Wyndham Clark's Caddie Reveals Intriguing Details About Clark's Life and Mindset

"There was a point where there's nothing I'm doing or saying that's getting through to him."- Clark's caddie said.

by Sead Dedovic
Wyndham Clark's Caddie Reveals Intriguing Details About Clark's Life and Mindset
© Michael Reaves/Getty Images Sport

Wyndham Clark, last year's US Open champion, is once again setting his sights on the same goal this year: winning this prestigious competition and etching his name in the annals of this sport's history. The 30-year-old golfer has received immense support over the past few years, notably from his caddie, John Ellis, who has been there to assist him through the toughest times. 

Last year's showdown in the final round between Clark and Fowler caused significant interest, and Ellis knew how to encourage his golfer, reminding him: "Remember they're cheering for him.

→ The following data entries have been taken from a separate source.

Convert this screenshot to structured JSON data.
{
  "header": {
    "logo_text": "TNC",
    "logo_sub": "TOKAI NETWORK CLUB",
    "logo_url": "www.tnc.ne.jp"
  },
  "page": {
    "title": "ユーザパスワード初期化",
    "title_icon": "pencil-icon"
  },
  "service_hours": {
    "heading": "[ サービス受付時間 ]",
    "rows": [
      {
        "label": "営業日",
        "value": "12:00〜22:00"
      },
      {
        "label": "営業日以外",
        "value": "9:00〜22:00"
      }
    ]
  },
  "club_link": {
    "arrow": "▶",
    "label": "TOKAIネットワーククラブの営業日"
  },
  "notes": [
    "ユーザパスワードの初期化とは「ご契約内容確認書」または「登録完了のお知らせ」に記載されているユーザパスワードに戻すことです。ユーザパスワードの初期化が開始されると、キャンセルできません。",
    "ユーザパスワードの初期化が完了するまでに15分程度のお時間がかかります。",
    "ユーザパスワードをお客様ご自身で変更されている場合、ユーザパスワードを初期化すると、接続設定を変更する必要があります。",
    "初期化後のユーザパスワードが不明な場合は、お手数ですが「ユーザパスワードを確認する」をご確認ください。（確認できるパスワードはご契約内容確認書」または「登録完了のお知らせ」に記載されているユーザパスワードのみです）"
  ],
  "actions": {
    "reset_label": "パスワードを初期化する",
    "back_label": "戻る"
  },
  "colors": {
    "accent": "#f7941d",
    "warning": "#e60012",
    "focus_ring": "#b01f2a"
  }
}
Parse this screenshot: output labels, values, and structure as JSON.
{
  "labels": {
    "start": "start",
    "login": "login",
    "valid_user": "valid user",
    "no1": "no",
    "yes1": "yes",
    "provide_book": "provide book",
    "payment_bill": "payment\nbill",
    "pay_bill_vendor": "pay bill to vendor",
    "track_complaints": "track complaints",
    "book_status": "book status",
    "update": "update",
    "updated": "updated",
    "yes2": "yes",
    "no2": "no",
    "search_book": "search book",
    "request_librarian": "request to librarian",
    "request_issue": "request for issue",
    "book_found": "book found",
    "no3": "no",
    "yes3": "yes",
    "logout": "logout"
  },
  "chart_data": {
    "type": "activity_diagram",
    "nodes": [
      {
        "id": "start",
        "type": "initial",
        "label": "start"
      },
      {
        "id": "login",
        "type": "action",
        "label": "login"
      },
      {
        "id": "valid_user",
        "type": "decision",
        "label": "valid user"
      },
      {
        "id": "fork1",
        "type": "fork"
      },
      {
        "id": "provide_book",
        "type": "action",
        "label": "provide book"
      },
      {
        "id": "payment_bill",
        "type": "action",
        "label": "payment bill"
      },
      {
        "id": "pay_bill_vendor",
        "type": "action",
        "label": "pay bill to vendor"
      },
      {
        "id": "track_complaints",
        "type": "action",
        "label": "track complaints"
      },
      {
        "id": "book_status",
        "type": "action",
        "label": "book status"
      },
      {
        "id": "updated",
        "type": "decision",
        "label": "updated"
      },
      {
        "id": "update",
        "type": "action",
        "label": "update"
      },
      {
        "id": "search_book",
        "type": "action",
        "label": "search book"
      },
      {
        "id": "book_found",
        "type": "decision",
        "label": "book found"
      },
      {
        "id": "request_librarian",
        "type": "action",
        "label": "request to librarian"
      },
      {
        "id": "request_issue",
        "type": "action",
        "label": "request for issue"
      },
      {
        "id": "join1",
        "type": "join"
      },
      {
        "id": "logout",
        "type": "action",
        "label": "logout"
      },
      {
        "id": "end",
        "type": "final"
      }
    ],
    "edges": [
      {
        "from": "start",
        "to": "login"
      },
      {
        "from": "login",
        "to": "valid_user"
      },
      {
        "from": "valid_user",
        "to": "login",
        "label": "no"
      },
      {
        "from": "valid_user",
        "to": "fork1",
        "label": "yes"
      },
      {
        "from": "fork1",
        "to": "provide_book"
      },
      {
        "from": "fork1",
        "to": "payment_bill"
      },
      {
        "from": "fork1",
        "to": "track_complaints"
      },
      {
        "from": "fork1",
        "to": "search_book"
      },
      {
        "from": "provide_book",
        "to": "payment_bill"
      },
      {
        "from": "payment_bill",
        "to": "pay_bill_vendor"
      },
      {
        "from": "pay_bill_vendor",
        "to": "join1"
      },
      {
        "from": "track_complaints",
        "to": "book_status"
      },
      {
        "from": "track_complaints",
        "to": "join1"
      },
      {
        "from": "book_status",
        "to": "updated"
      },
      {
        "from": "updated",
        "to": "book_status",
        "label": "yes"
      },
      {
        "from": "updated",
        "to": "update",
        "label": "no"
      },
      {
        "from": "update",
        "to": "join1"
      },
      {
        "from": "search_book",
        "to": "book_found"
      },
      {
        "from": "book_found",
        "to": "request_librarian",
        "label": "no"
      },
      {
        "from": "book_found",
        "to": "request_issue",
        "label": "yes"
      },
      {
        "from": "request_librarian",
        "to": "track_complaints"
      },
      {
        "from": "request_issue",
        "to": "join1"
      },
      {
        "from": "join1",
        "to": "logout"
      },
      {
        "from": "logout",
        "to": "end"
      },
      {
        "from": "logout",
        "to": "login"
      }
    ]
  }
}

Remember who they'll cheer for at the end." Such words likely influenced Clark to elevate the pace of his game and secure the victory.

After clinching his first Major, the situation appeared quite emotional for Clark.

Throughout his career, Wyndham Clark has faced a lot of difficulties and tribulations, often speaking openly about his struggles with mental health. Ellis, as an influential source of support for him, has shed light on some details regarding Clark's character in a recent media interview. 

Ellis stresses that Clark has been overly critical of himself, despite having no reason to be so. From his caddie's perspective, Clark's life is one that many would envy: he earns a substantial income, plays a sport he loves, and many things have fallen into place in his life. Sometimes, it's hard to convince someone of that, but his caddie knew how to encourage this talented golfer.

"He's not even the same human -- on and off the course. I think he judged himself for who he was based on how he played those 18 holes of golf in a day. That's a tough way to live life, right? If you look around, he's on the PGA Tour, he's making a significant amount of money, he's playing a sport he loves. It's pretty good what you're doing, regardless of how things are going."- Clark said, as quoted by ESPN.

For Ellis, accompanying Clark on his golfing journey has been a rollercoaster of highs and lows. He's faced numerous challenges, especially when Clark seemed distant and unresponsive to his guidance. Yet, Ellis refuses to throw in the towel easily. He's observed Clark's huge potential, buried beneath self-doubt and negativity.

Despite the challenges, Ellis remains firm in his belief in Clark's potential. He sees himself as more than just a caddie; he's a mentor, a motivator, and a friend, dedicated to helping Clark rediscover his passion for the game. With patience and determination, Ellis is committed to guiding Clark towards realizing his true capabilities.

"There was a point where there's nothing I'm doing or saying that's getting through to him. It wasn't working based on how he was handling himself."-Ellis said.

Clark has had, as we've already mentioned, several trials in his life, with the biggest being the death of his mother, Lisa, from breast cancer in 2013. Wyndham confirmed that he had attempted to work with sports psychologists and therapists, but it seems that the collaboration was not successful. Clark's manager, Rob Mougey, was trying to convince him that performance coach Julie Elion was the right person for his improvement, but it seems that initially, Clark wasn't keen on such an option. Ultimately, he decided to contact Elion and build his career together with her. Wyndham has been frustrated by many obstacles in his career.

"I ultimately agreed because I was at a point in the fall of 2022 where I was playing good golf, but I wasn't scoring good, and then I wasn't happy. I was really frustrated. I was kind of at the point where I was like, 'I don't want to do this anymore.'"-Clark said.

Wyndham Clark
Wyndham Clark© Kevin C. Cox/Getty Images Sport

Elion and Clark's collaboration

Elion, speaking with ESPN was surprised by his unwillingness to collaborate during their first phone conversation in late 2022. She noted his behavior as somewhat impolite, a behavior she had encountered previously in her career. Despite this, Elion remained optmistic, as she believes in working with individuals who genuinely desire improvement. Reflecting on her initial interaction with Clark, she wasn't certain if he shared that same commitment.

Elion and Clark agreed to collaborate for six months, with the understanding that if Clark didn't feel progress, they would part ways. During their first meeting, Clark expressed skepticism about their partnership, citing previous collaborations that hadn't been ideal. Elion believes that Clark had high expectations of himself at that time, but she commends his confidence. In a Netflix documentary, Clark admitted that he had been training his mind for years to avoid negative thinking and self-deprecation.

"I had trained my mind over years of belittling myself and thinking negatively, locking myself in rooms and not coming out for a long time, or drinking to excess, or being mean to people. I didn't want to play golf."- Clark said.

Wyndham Clark